Room , by Emma Donoghue

Both of these covers are menacing in their own right. Again, however, we have to go with the simplest design solution, the manic crayon on white. Winner: US

Freedom , by Jonathan Franzen

We were never that fond of the US cover, no matter what anyone has said about it. But a big fat F? No one likes that. Winner: US

Super Sad True Love Story , by Gary Shteyngart

The UK version is cool, but it kind of looks like it should be the cover of an 80s-era Bret Easton Ellis novel. The US cover is simply great. Winner: US

The Ask , by Sam Lipsyte

We quite like both of these, and for once, the quote on the cover of the UK version enhances it for us. But we think the man standing alone in a field of nothingness, shouting out a black bubble of his thoughts and wishes represents the book much better than the hand reached out for money or approval. Winner: US

The Brief Wondrous Life of Oscar Wao , by Junot Diaz

While the US cover is interesting, we always wanted something a little more evocative. And this kid in the wrestler’s mask is definitely it. Winner: UK

Pastoralia , by George Saunders

Though we like the fact that the UK paperback cover has tried to nod to the generous humor in Saunders’ work, we still take him a little more seriously than that. But, not as seriously as the US cover takes him. Maybe it’s ironic? Winner: US, by a hair

Lowboy , by John Wray

This is almost no contest. The UK cover looks like the cover of a book that was turned into a movie and then slapped with a scene from the movie after the fact as a way to sell more copies. And the US cover is simple and brilliant. Winner: US

Everything Ravaged, Everything Burned , by Wells Tower

Both of these are quite nice. But we like the UK version’s rugged, stamped feel, which seems a little more evocative and representative of Tower’s stories than the more oblique US cover. Winner: UK

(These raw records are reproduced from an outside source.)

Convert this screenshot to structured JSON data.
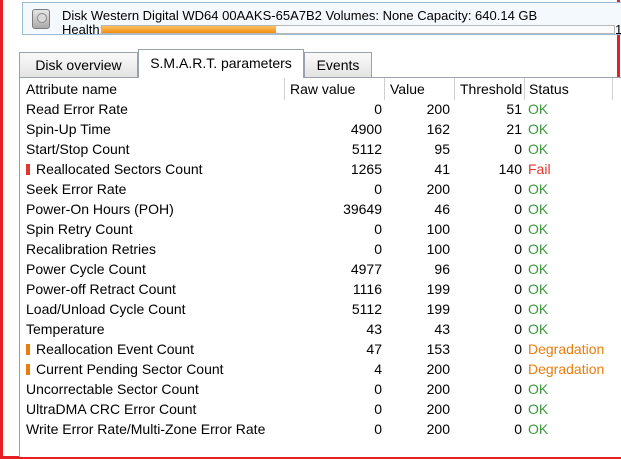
{
  "header": {
    "title": "Disk Western Digital WD64 00AAKS-65A7B2   Volumes: None   Capacity: 640.14 GB",
    "health_label": "Health:",
    "health_value_partial": "1",
    "health_fraction": 0.34,
    "health_color": "#f28c0d"
  },
  "tabs": [
    {
      "label": "Disk overview",
      "active": false
    },
    {
      "label": "S.M.A.R.T. parameters",
      "active": true
    },
    {
      "label": "Events",
      "active": false
    }
  ],
  "columns": {
    "name": "Attribute name",
    "raw": "Raw value",
    "value": "Value",
    "threshold": "Threshold",
    "status": "Status"
  },
  "status_colors": {
    "OK": "#3a9a3a",
    "Fail": "#e2372e",
    "Degradation": "#ea7d0c"
  },
  "rows": [
    {
      "name": "Read Error Rate",
      "raw": "0",
      "value": "200",
      "threshold": "51",
      "status": "OK",
      "marker": ""
    },
    {
      "name": "Spin-Up Time",
      "raw": "4900",
      "value": "162",
      "threshold": "21",
      "status": "OK",
      "marker": ""
    },
    {
      "name": "Start/Stop Count",
      "raw": "5112",
      "value": "95",
      "threshold": "0",
      "status": "OK",
      "marker": ""
    },
    {
      "name": "Reallocated Sectors Count",
      "raw": "1265",
      "value": "41",
      "threshold": "140",
      "status": "Fail",
      "marker": "#e2372e"
    },
    {
      "name": "Seek Error Rate",
      "raw": "0",
      "value": "200",
      "threshold": "0",
      "status": "OK",
      "marker": ""
    },
    {
      "name": "Power-On Hours (POH)",
      "raw": "39649",
      "value": "46",
      "threshold": "0",
      "status": "OK",
      "marker": ""
    },
    {
      "name": "Spin Retry Count",
      "raw": "0",
      "value": "100",
      "threshold": "0",
      "status": "OK",
      "marker": ""
    },
    {
      "name": "Recalibration Retries",
      "raw": "0",
      "value": "100",
      "threshold": "0",
      "status": "OK",
      "marker": ""
    },
    {
      "name": "Power Cycle Count",
      "raw": "4977",
      "value": "96",
      "threshold": "0",
      "status": "OK",
      "marker": ""
    },
    {
      "name": "Power-off Retract Count",
      "raw": "1116",
      "value": "199",
      "threshold": "0",
      "status": "OK",
      "marker": ""
    },
    {
      "name": "Load/Unload Cycle Count",
      "raw": "5112",
      "value": "199",
      "threshold": "0",
      "status": "OK",
      "marker": ""
    },
    {
      "name": "Temperature",
      "raw": "43",
      "value": "43",
      "threshold": "0",
      "status": "OK",
      "marker": ""
    },
    {
      "name": "Reallocation Event Count",
      "raw": "47",
      "value": "153",
      "threshold": "0",
      "status": "Degradation",
      "marker": "#ea7d0c"
    },
    {
      "name": "Current Pending Sector Count",
      "raw": "4",
      "value": "200",
      "threshold": "0",
      "status": "Degradation",
      "marker": "#ea7d0c"
    },
    {
      "name": "Uncorrectable Sector Count",
      "raw": "0",
      "value": "200",
      "threshold": "0",
      "status": "OK",
      "marker": ""
    },
    {
      "name": "UltraDMA CRC Error Count",
      "raw": "0",
      "value": "200",
      "threshold": "0",
      "status": "OK",
      "marker": ""
    },
    {
      "name": "Write Error Rate/Multi-Zone Error Rate",
      "raw": "0",
      "value": "200",
      "threshold": "0",
      "status": "OK",
      "marker": ""
    }
  ]
}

Mr. Peanut , by Adam Ross

These both reek of computers, but again, we think the winner is clear. The UK cover looks like a skateboard company logo or something. Winner: US

Parrot and Olivier in America , by Peter Carey

Both covers are somewhat whimsical and interesting, and both make us want to read the book at first glance. The US cover utilizes a pretty brilliant trompe d’oeil technique, while the UK cover just looks fun and appealing, and makes use of that playful labeling technique we kind of can never get enough of. Hmm. Winner: Tie

Luka and the Fire of Life , by Salman Rushdie

The US cover is undoubtably much more beautiful than the UK cover. But for this book, which is basically a children’s story, the UK cover makes more sense. Come on America, you don’t have to take him so seriously. He’s not going to yell at you. Winner: UK